===== Entries provided =====

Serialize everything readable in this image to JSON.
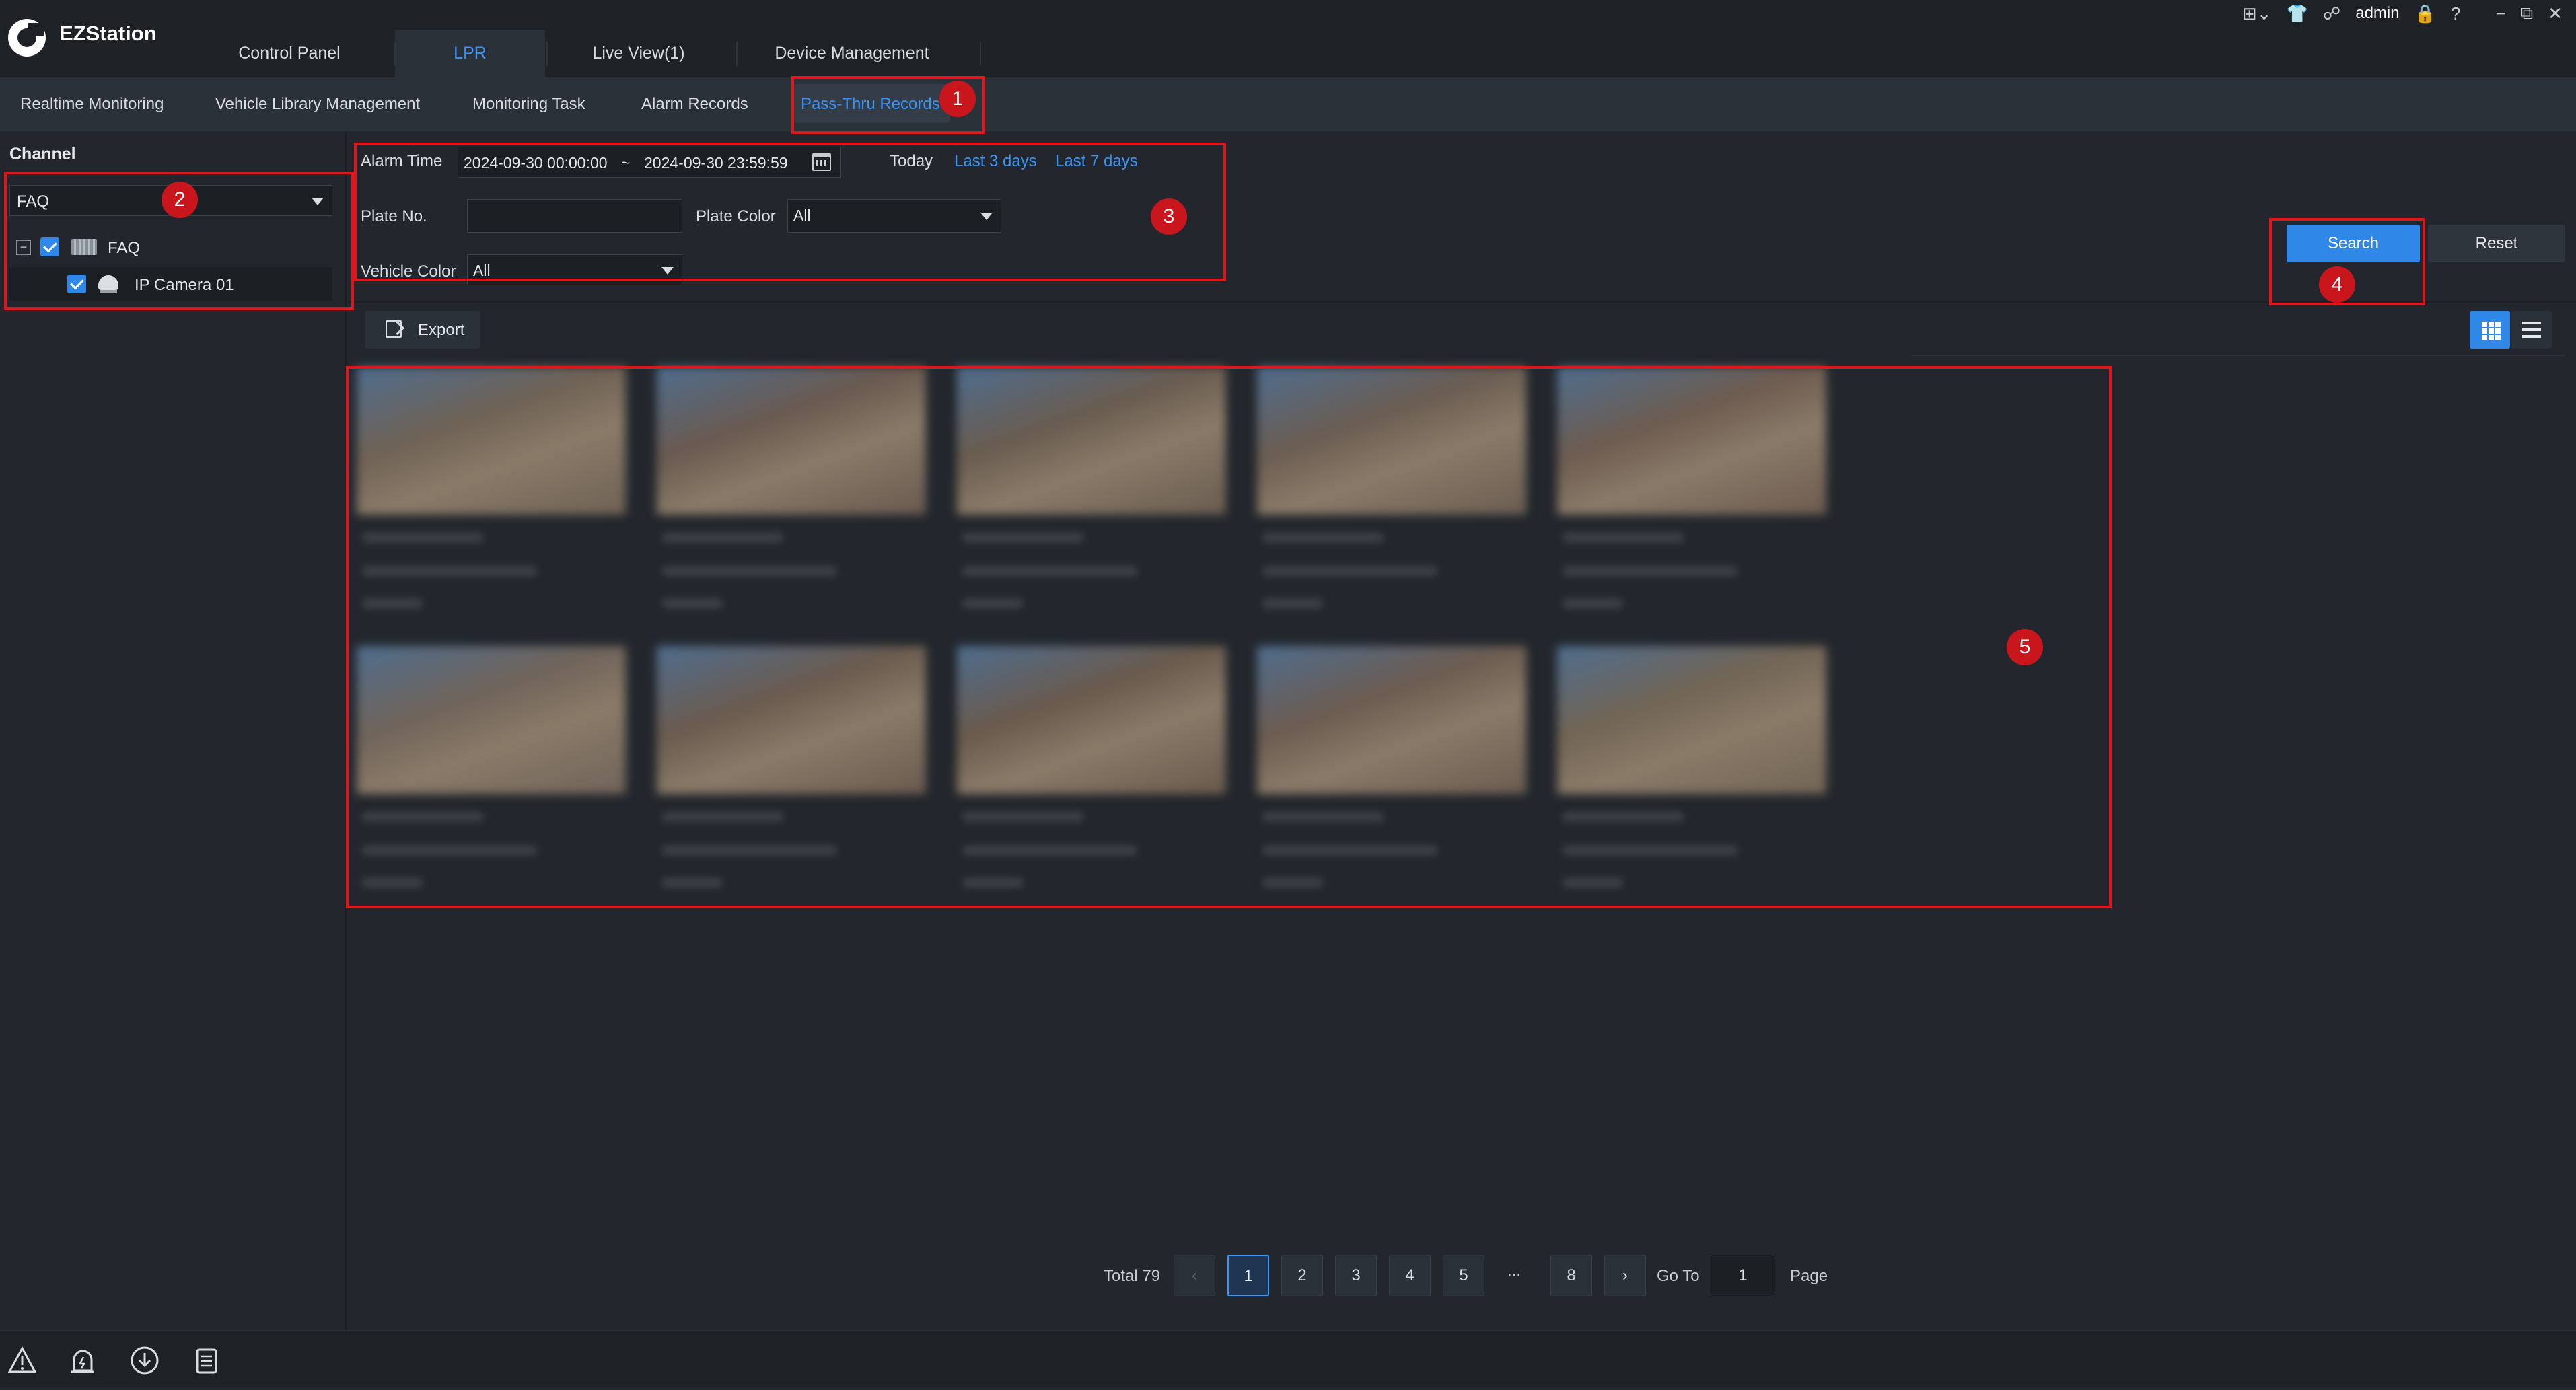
{
  "app": {
    "name": "EZStation"
  },
  "main_tabs": [
    {
      "label": "Control Panel",
      "active": false
    },
    {
      "label": "LPR",
      "active": true
    },
    {
      "label": "Live View(1)",
      "active": false
    },
    {
      "label": "Device Management",
      "active": false
    }
  ],
  "system": {
    "user": "admin",
    "icons": [
      "layout-grid-icon",
      "skin-shirt-icon",
      "user-group-icon",
      "lock-icon",
      "help-icon",
      "minimize-icon",
      "restore-icon",
      "close-icon"
    ]
  },
  "sub_tabs": [
    {
      "label": "Realtime Monitoring",
      "active": false
    },
    {
      "label": "Vehicle Library Management",
      "active": false
    },
    {
      "label": "Monitoring Task",
      "active": false
    },
    {
      "label": "Alarm Records",
      "active": false
    },
    {
      "label": "Pass-Thru Records",
      "active": true
    }
  ],
  "sidebar": {
    "title": "Channel",
    "select_value": "FAQ",
    "tree": {
      "root": {
        "label": "FAQ",
        "checked": true,
        "expanded": true
      },
      "child": {
        "label": "IP Camera 01",
        "checked": true
      }
    }
  },
  "filters": {
    "alarm_time_label": "Alarm Time",
    "start": "2024-09-30 00:00:00",
    "separator": "~",
    "end": "2024-09-30 23:59:59",
    "quick": {
      "today": "Today",
      "last3": "Last 3 days",
      "last7": "Last 7 days"
    },
    "plate_no_label": "Plate No.",
    "plate_no_value": "",
    "plate_color_label": "Plate Color",
    "plate_color_value": "All",
    "vehicle_color_label": "Vehicle Color",
    "vehicle_color_value": "All",
    "search_label": "Search",
    "reset_label": "Reset"
  },
  "toolbar": {
    "export_label": "Export",
    "view_mode": "grid"
  },
  "results": {
    "card_count": 10,
    "thumb_colors": [
      "#6f6255",
      "#6a5a50",
      "#695c50",
      "#6b5d52",
      "#6d5c50",
      "#70645a",
      "#6b5b4f",
      "#6a5a4d",
      "#6c5c51",
      "#726555"
    ]
  },
  "pagination": {
    "total_label": "Total 79",
    "pages": [
      "1",
      "2",
      "3",
      "4",
      "5",
      "...",
      "8"
    ],
    "current": "1",
    "goto_label": "Go To",
    "goto_value": "1",
    "page_label": "Page"
  },
  "status_icons": [
    "alarm-warning-icon",
    "device-alert-icon",
    "download-icon",
    "task-list-icon"
  ],
  "annotations": [
    "1",
    "2",
    "3",
    "4",
    "5"
  ],
  "colors": {
    "accent": "#2f87e8",
    "annotation": "#e0161d",
    "background": "#23272d"
  }
}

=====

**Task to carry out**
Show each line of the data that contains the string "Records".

**Written reply**
      "label": "Alarm Records",
      "label": "Pass-Thru Records",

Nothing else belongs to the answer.